● PROBLEM TO SOLVE: Each line of the material must appear again in the answer, exactly.

----

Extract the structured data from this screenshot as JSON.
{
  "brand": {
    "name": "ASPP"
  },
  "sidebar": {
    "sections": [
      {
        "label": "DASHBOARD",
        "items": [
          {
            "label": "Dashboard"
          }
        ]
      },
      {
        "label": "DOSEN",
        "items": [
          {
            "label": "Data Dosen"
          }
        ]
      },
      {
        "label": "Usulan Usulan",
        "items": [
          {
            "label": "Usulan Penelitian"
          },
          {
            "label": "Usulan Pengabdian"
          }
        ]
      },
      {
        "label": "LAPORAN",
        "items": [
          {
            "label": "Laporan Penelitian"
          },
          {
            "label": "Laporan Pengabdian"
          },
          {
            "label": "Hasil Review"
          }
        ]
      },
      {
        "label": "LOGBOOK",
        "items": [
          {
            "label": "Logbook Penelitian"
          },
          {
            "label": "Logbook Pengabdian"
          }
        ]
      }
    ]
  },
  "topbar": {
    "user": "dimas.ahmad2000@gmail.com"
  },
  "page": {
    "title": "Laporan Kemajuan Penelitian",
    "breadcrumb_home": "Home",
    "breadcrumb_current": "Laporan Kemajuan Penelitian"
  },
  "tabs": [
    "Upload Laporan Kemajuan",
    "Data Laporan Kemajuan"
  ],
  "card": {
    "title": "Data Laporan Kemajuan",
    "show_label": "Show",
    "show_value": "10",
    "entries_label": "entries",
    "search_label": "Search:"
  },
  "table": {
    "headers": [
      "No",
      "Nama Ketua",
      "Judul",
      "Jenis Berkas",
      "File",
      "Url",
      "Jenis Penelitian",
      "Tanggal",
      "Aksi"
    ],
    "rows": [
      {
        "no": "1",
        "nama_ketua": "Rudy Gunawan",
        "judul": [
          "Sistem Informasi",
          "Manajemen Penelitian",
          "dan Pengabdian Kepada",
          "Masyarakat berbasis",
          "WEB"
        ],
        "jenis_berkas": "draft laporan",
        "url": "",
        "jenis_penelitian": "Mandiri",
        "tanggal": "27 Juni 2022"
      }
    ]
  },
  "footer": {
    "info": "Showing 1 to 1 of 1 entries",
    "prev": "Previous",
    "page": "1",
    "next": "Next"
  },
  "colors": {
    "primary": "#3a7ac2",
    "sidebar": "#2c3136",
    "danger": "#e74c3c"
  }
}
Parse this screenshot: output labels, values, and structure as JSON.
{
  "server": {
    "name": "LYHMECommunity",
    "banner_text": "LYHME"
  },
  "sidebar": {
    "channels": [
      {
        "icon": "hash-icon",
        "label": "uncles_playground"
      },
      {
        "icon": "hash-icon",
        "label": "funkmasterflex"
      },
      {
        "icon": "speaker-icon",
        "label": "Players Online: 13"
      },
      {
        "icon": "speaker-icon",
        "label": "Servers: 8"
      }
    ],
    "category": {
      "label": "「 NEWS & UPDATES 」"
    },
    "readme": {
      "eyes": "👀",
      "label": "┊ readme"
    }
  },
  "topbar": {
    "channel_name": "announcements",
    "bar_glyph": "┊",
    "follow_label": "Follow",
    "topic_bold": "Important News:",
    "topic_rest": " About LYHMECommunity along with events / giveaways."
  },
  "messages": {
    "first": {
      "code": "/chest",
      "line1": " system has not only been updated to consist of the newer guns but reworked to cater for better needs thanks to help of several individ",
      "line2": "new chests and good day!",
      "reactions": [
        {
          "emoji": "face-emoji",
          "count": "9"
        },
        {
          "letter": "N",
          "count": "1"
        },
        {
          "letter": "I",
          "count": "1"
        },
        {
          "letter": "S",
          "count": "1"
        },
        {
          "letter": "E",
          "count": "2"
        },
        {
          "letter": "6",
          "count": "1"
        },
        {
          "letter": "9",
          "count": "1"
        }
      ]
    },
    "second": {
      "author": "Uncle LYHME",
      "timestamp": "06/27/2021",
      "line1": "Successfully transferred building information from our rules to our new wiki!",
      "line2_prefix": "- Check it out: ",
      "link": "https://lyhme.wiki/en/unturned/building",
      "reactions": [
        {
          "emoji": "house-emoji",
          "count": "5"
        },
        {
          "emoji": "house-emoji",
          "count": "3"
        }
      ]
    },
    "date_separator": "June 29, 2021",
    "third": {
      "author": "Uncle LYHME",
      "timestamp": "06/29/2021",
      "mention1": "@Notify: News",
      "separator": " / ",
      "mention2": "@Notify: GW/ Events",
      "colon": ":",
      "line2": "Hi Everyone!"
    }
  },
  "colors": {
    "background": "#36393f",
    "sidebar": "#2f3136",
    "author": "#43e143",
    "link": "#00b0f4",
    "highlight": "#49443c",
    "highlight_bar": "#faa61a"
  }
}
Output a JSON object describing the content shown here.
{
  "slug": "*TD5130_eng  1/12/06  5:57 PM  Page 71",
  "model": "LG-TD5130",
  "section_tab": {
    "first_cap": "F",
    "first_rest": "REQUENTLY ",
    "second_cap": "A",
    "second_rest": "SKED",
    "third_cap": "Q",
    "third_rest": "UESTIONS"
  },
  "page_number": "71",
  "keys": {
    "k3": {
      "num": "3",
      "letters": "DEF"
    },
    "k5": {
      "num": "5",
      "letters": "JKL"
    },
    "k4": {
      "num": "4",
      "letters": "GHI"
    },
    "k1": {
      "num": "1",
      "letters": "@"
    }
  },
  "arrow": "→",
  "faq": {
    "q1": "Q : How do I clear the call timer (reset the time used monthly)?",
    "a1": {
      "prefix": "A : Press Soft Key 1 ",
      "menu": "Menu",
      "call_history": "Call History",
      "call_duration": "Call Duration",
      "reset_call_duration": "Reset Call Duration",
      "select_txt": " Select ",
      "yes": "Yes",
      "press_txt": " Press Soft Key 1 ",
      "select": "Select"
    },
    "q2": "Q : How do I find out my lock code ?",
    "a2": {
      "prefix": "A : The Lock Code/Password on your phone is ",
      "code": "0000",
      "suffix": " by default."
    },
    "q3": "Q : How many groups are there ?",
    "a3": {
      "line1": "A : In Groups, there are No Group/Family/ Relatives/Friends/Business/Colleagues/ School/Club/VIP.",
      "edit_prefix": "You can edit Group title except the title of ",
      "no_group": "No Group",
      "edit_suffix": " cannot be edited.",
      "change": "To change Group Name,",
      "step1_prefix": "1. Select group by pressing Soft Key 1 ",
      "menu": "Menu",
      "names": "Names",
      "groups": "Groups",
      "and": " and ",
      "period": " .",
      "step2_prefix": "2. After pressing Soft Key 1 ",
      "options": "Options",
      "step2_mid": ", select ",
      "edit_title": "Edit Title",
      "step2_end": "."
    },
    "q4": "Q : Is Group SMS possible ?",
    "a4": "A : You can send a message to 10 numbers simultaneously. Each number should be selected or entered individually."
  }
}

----

● YOUR RESPONSE:
Extract the structured data from this screenshot as JSON.
{
  "brand": {
    "name": "ASPP"
  },
  "sidebar": {
    "sections": [
      {
        "label": "DASHBOARD",
        "items": [
          {
            "label": "Dashboard"
          }
        ]
      },
      {
        "label": "DOSEN",
        "items": [
          {
            "label": "Data Dosen"
          }
        ]
      },
      {
        "label": "Usulan Usulan",
        "items": [
          {
            "label": "Usulan Penelitian"
          },
          {
            "label": "Usulan Pengabdian"
          }
        ]
      },
      {
        "label": "LAPORAN",
        "items": [
          {
            "label": "Laporan Penelitian"
          },
          {
            "label": "Laporan Pengabdian"
          },
          {
            "label": "Hasil Review"
          }
        ]
      },
      {
        "label": "LOGBOOK",
        "items": [
          {
            "label": "Logbook Penelitian"
          },
          {
            "label": "Logbook Pengabdian"
          }
        ]
      }
    ]
  },
  "topbar": {
    "user": "dimas.ahmad2000@gmail.com"
  },
  "page": {
    "title": "Laporan Kemajuan Penelitian",
    "breadcrumb_home": "Home",
    "breadcrumb_current": "Laporan Kemajuan Penelitian"
  },
  "tabs": [
    "Upload Laporan Kemajuan",
    "Data Laporan Kemajuan"
  ],
  "card": {
    "title": "Data Laporan Kemajuan",
    "show_label": "Show",
    "show_value": "10",
    "entries_label": "entries",
    "search_label": "Search:"
  },
  "table": {
    "headers": [
      "No",
      "Nama Ketua",
      "Judul",
      "Jenis Berkas",
      "File",
      "Url",
      "Jenis Penelitian",
      "Tanggal",
      "Aksi"
    ],
    "rows": [
      {
        "no": "1",
        "nama_ketua": "Rudy Gunawan",
        "judul": [
          "Sistem Informasi",
          "Manajemen Penelitian",
          "dan Pengabdian Kepada",
          "Masyarakat berbasis",
          "WEB"
        ],
        "jenis_berkas": "draft laporan",
        "url": "",
        "jenis_penelitian": "Mandiri",
        "tanggal": "27 Juni 2022"
      }
    ]
  },
  "footer": {
    "info": "Showing 1 to 1 of 1 entries",
    "prev": "Previous",
    "page": "1",
    "next": "Next"
  },
  "colors": {
    "primary": "#3a7ac2",
    "sidebar": "#2c3136",
    "danger": "#e74c3c"
  }
}
Parse this screenshot: output labels, values, and structure as JSON.
{
  "server": {
    "name": "LYHMECommunity",
    "banner_text": "LYHME"
  },
  "sidebar": {
    "channels": [
      {
        "icon": "hash-icon",
        "label": "uncles_playground"
      },
      {
        "icon": "hash-icon",
        "label": "funkmasterflex"
      },
      {
        "icon": "speaker-icon",
        "label": "Players Online: 13"
      },
      {
        "icon": "speaker-icon",
        "label": "Servers: 8"
      }
    ],
    "category": {
      "label": "「 NEWS & UPDATES 」"
    },
    "readme": {
      "eyes": "👀",
      "label": "┊ readme"
    }
  },
  "topbar": {
    "channel_name": "announcements",
    "bar_glyph": "┊",
    "follow_label": "Follow",
    "topic_bold": "Important News:",
    "topic_rest": " About LYHMECommunity along with events / giveaways."
  },
  "messages": {
    "first": {
      "code": "/chest",
      "line1": " system has not only been updated to consist of the newer guns but reworked to cater for better needs thanks to help of several individ",
      "line2": "new chests and good day!",
      "reactions": [
        {
          "emoji": "face-emoji",
          "count": "9"
        },
        {
          "letter": "N",
          "count": "1"
        },
        {
          "letter": "I",
          "count": "1"
        },
        {
          "letter": "S",
          "count": "1"
        },
        {
          "letter": "E",
          "count": "2"
        },
        {
          "letter": "6",
          "count": "1"
        },
        {
          "letter": "9",
          "count": "1"
        }
      ]
    },
    "second": {
      "author": "Uncle LYHME",
      "timestamp": "06/27/2021",
      "line1": "Successfully transferred building information from our rules to our new wiki!",
      "line2_prefix": "- Check it out: ",
      "link": "https://lyhme.wiki/en/unturned/building",
      "reactions": [
        {
          "emoji": "house-emoji",
          "count": "5"
        },
        {
          "emoji": "house-emoji",
          "count": "3"
        }
      ]
    },
    "date_separator": "June 29, 2021",
    "third": {
      "author": "Uncle LYHME",
      "timestamp": "06/29/2021",
      "mention1": "@Notify: News",
      "separator": " / ",
      "mention2": "@Notify: GW/ Events",
      "colon": ":",
      "line2": "Hi Everyone!"
    }
  },
  "colors": {
    "background": "#36393f",
    "sidebar": "#2f3136",
    "author": "#43e143",
    "link": "#00b0f4",
    "highlight": "#49443c",
    "highlight_bar": "#faa61a"
  }
}
Output a JSON object describing the content shown here.
{
  "slug": "*TD5130_eng  1/12/06  5:57 PM  Page 71",
  "model": "LG-TD5130",
  "section_tab": {
    "first_cap": "F",
    "first_rest": "REQUENTLY ",
    "second_cap": "A",
    "second_rest": "SKED",
    "third_cap": "Q",
    "third_rest": "UESTIONS"
  },
  "page_number": "71",
  "keys": {
    "k3": {
      "num": "3",
      "letters": "DEF"
    },
    "k5": {
      "num": "5",
      "letters": "JKL"
    },
    "k4": {
      "num": "4",
      "letters": "GHI"
    },
    "k1": {
      "num": "1",
      "letters": "@"
    }
  },
  "arrow": "→",
  "faq": {
    "q1": "Q : How do I clear the call timer (reset the time used monthly)?",
    "a1": {
      "prefix": "A : Press Soft Key 1 ",
      "menu": "Menu",
      "call_history": "Call History",
      "call_duration": "Call Duration",
      "reset_call_duration": "Reset Call Duration",
      "select_txt": " Select ",
      "yes": "Yes",
      "press_txt": " Press Soft Key 1 ",
      "select": "Select"
    },
    "q2": "Q : How do I find out my lock code ?",
    "a2": {
      "prefix": "A : The Lock Code/Password on your phone is ",
      "code": "0000",
      "suffix": " by default."
    },
    "q3": "Q : How many groups are there ?",
    "a3": {
      "line1": "A : In Groups, there are No Group/Family/ Relatives/Friends/Business/Colleagues/ School/Club/VIP.",
      "edit_prefix": "You can edit Group title except the title of ",
      "no_group": "No Group",
      "edit_suffix": " cannot be edited.",
      "change": "To change Group Name,",
      "step1_prefix": "1. Select group by pressing Soft Key 1 ",
      "menu": "Menu",
      "names": "Names",
      "groups": "Groups",
      "and": " and ",
      "period": " .",
      "step2_prefix": "2. After pressing Soft Key 1 ",
      "options": "Options",
      "step2_mid": ", select ",
      "edit_title": "Edit Title",
      "step2_end": "."
    },
    "q4": "Q : Is Group SMS possible ?",
    "a4": "A : You can send a message to 10 numbers simultaneously. Each number should be selected or entered individually."
  }
}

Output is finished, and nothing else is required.